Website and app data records
Content starts
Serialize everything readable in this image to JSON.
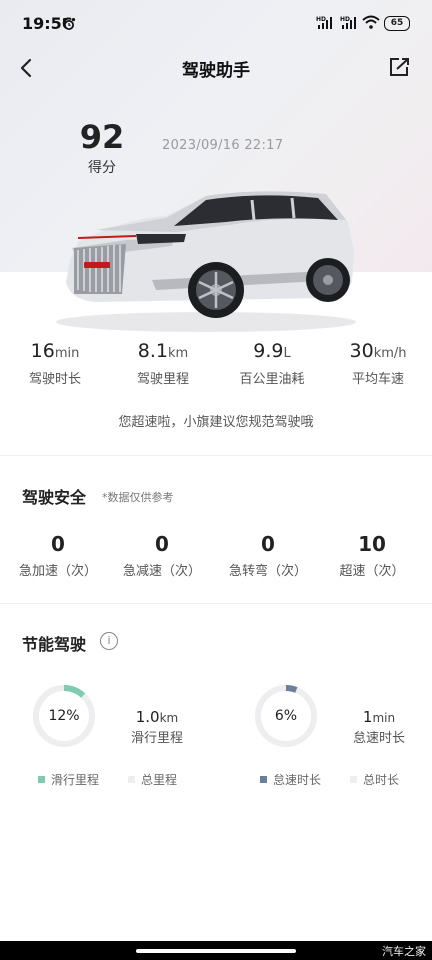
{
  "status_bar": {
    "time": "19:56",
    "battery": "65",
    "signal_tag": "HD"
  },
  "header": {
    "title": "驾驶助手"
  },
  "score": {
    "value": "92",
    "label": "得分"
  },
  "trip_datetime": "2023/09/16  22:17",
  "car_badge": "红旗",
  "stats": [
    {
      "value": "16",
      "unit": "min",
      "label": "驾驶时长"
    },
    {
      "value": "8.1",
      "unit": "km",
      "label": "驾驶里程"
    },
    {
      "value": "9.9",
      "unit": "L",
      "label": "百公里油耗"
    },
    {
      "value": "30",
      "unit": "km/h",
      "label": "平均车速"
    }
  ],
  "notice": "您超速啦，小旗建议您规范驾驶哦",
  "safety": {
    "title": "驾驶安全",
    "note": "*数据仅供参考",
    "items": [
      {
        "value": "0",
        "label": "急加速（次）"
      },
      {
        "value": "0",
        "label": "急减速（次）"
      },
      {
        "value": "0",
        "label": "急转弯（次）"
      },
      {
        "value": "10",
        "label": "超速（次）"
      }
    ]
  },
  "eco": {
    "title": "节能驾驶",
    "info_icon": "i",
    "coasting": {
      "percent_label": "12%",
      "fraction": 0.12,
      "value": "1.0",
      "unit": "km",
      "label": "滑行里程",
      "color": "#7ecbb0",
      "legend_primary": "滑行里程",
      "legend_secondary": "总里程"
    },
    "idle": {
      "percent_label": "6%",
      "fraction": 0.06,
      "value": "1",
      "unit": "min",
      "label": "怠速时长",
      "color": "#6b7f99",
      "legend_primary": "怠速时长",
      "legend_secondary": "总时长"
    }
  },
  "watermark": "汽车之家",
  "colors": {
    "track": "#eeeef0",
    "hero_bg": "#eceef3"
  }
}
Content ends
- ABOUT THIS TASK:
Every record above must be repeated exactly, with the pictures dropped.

- RESULT:
Serialize everything readable in this image to JSON.
{
  "status_bar": {
    "time": "19:56",
    "battery": "65",
    "signal_tag": "HD"
  },
  "header": {
    "title": "驾驶助手"
  },
  "score": {
    "value": "92",
    "label": "得分"
  },
  "trip_datetime": "2023/09/16  22:17",
  "car_badge": "红旗",
  "stats": [
    {
      "value": "16",
      "unit": "min",
      "label": "驾驶时长"
    },
    {
      "value": "8.1",
      "unit": "km",
      "label": "驾驶里程"
    },
    {
      "value": "9.9",
      "unit": "L",
      "label": "百公里油耗"
    },
    {
      "value": "30",
      "unit": "km/h",
      "label": "平均车速"
    }
  ],
  "notice": "您超速啦，小旗建议您规范驾驶哦",
  "safety": {
    "title": "驾驶安全",
    "note": "*数据仅供参考",
    "items": [
      {
        "value": "0",
        "label": "急加速（次）"
      },
      {
        "value": "0",
        "label": "急减速（次）"
      },
      {
        "value": "0",
        "label": "急转弯（次）"
      },
      {
        "value": "10",
        "label": "超速（次）"
      }
    ]
  },
  "eco": {
    "title": "节能驾驶",
    "info_icon": "i",
    "coasting": {
      "percent_label": "12%",
      "fraction": 0.12,
      "value": "1.0",
      "unit": "km",
      "label": "滑行里程",
      "color": "#7ecbb0",
      "legend_primary": "滑行里程",
      "legend_secondary": "总里程"
    },
    "idle": {
      "percent_label": "6%",
      "fraction": 0.06,
      "value": "1",
      "unit": "min",
      "label": "怠速时长",
      "color": "#6b7f99",
      "legend_primary": "怠速时长",
      "legend_secondary": "总时长"
    }
  },
  "watermark": "汽车之家",
  "colors": {
    "track": "#eeeef0",
    "hero_bg": "#eceef3"
  }
}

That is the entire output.